In adults, those who have never received a Tdap vaccine should get one. This should be followed by a Td or Tdap vaccine every 10 years to boost immunity.

In pregnant people, Tdap should be given during the early part of the 3rd trimester of every pregnancy. By doing so, babies are protected from whooping cough in the first few months of life.

What are the side effects of DTaP, Tdap, and Td vaccines?


Most children experience minor or no side effects. The most common side effects of DTaP vaccine include:

  • Soreness or swelling where the vaccine was given.
  • Fever.
  • Fussiness.
  • Feeling tired.
  • Loss of appetite.
  • Vomiting.
  • Rarely, seizures, non-stop crying, or high fever over 105°F may occur.

Tdap, Td

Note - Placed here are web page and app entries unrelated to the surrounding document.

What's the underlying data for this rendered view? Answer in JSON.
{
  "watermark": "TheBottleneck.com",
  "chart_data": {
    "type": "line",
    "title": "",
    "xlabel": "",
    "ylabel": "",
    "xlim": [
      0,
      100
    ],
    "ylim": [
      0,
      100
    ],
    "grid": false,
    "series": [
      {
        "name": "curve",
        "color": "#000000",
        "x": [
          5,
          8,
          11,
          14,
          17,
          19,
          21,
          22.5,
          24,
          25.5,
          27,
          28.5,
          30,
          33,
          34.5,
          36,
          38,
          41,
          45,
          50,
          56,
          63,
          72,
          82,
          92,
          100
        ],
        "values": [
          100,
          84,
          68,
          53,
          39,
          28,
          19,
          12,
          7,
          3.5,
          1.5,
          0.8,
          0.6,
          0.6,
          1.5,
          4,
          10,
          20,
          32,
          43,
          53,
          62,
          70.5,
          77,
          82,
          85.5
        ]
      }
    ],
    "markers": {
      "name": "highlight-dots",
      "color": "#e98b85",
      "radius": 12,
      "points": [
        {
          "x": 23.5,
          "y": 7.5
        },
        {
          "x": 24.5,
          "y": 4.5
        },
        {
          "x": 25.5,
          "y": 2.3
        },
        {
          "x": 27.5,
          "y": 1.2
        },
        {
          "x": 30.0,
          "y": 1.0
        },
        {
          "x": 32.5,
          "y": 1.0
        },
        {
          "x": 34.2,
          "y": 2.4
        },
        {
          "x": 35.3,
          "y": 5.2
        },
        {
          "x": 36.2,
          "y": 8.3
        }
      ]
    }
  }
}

Most people experience minor or no side effects. The most common side effects of Tdap vaccine include:

  • Pain, redness, or swelling where the vaccine was given.
  • Mild fever.
  • Headache.
  • Feeling tired.
  • Nausea, vomiting, diarrhea, or stomachache.

These vaccines are continually monitored for safety. The benefits and side effects of these vaccines outweigh the risk of getting tetanus, diphtheria, or pertussis.

Why are diphtheria, tetanus, and pertussis vaccines important?

Getting tetanus, diphtheria, and pertussis vaccines protects you against three bacterial diseases which can be very dangerous. Getting vaccinated protects yourself and the community around you, including those who can’t get vaccinated.

Of the three diseases, whooping cough is the most common. The United States still experiences outbreaks of whooping cough, and it can be life threatening to babies.

Vaccine Information Statement and Resources

The Vaccine Information Statement (VIS) is given to parents/guardians at the time of vaccination. It explains the benefits and risks of the specific vaccination.

  • Read the current DTaP VIS from the Centers of Disease Control and Prevention (CDC).
  • Read the current Tdap VIS from the CDC.
  • Read the current Td VIS from the CDC.

Additional resources for the public

Pertussis (Whooping Cough) page (CDC)

Additional resources for healthcare providers

Pertussis Vaccination page for Healthcare Providers (CDC)

About Young Children with a Contraindication to Pertussis Vaccines (CDC) 

Childhood Vaccine Program

The Washington State Childhood Vaccination Program provides vaccines to children 18 years of age and younger at no cost. Diphtheria, tetanus, and pertussis vaccines are included in this program.

View participating health care providers on the Department of Health’s Vaccine Provider Map.

Diphtheria, Tetanus, and Pertussis Vaccine Requirement for Schools

Diphtheria, tetanus, and pertussis vaccines are required for child care and school entry in the state of Washington. Learn more about school and child care immunization requirements by visiting the family friendly school immunization requirements webpage.